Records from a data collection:
Start of Block

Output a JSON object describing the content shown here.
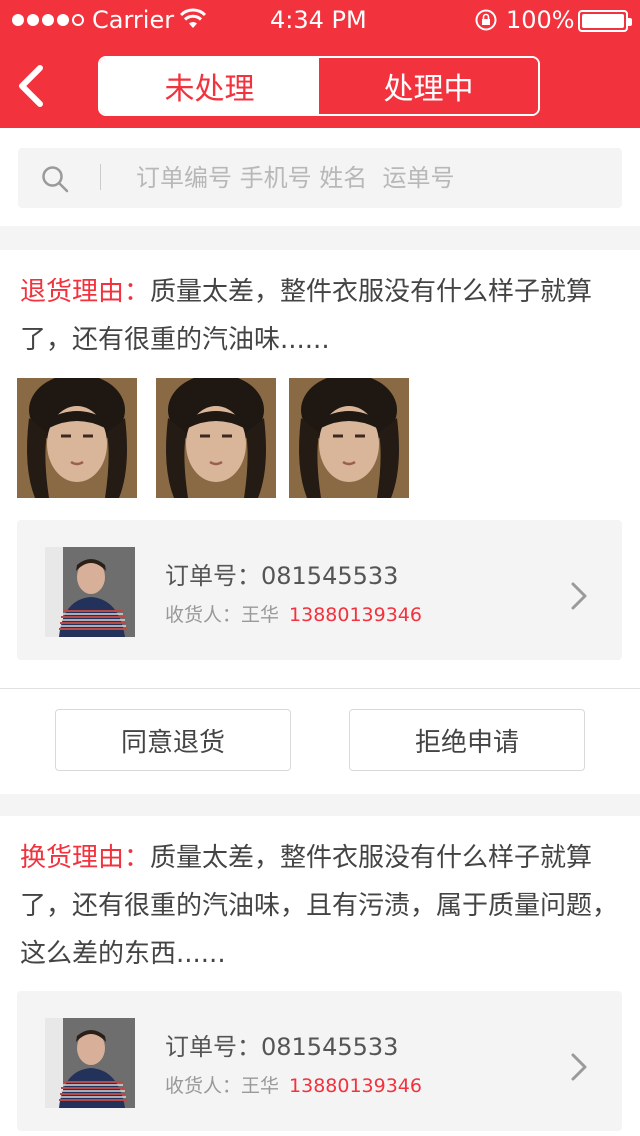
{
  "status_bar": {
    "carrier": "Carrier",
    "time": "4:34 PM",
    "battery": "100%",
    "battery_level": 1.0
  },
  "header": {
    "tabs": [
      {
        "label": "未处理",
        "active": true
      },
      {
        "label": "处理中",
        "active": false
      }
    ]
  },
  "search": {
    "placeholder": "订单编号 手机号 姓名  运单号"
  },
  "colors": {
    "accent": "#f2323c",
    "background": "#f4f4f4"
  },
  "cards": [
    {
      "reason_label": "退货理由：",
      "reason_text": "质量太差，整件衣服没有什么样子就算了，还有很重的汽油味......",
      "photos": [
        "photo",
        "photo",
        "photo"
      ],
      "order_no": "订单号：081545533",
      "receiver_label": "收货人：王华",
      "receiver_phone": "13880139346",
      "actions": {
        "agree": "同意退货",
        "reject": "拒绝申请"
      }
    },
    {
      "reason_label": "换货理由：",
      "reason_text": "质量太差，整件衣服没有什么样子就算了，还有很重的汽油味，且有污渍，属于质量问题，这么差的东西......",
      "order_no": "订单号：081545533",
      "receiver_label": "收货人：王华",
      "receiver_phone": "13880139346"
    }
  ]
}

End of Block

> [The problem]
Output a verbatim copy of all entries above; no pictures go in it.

> [Solution for this task]
Output a JSON object describing the content shown here.
{
  "status_bar": {
    "carrier": "Carrier",
    "time": "4:34 PM",
    "battery": "100%",
    "battery_level": 1.0
  },
  "header": {
    "tabs": [
      {
        "label": "未处理",
        "active": true
      },
      {
        "label": "处理中",
        "active": false
      }
    ]
  },
  "search": {
    "placeholder": "订单编号 手机号 姓名  运单号"
  },
  "colors": {
    "accent": "#f2323c",
    "background": "#f4f4f4"
  },
  "cards": [
    {
      "reason_label": "退货理由：",
      "reason_text": "质量太差，整件衣服没有什么样子就算了，还有很重的汽油味......",
      "photos": [
        "photo",
        "photo",
        "photo"
      ],
      "order_no": "订单号：081545533",
      "receiver_label": "收货人：王华",
      "receiver_phone": "13880139346",
      "actions": {
        "agree": "同意退货",
        "reject": "拒绝申请"
      }
    },
    {
      "reason_label": "换货理由：",
      "reason_text": "质量太差，整件衣服没有什么样子就算了，还有很重的汽油味，且有污渍，属于质量问题，这么差的东西......",
      "order_no": "订单号：081545533",
      "receiver_label": "收货人：王华",
      "receiver_phone": "13880139346"
    }
  ]
}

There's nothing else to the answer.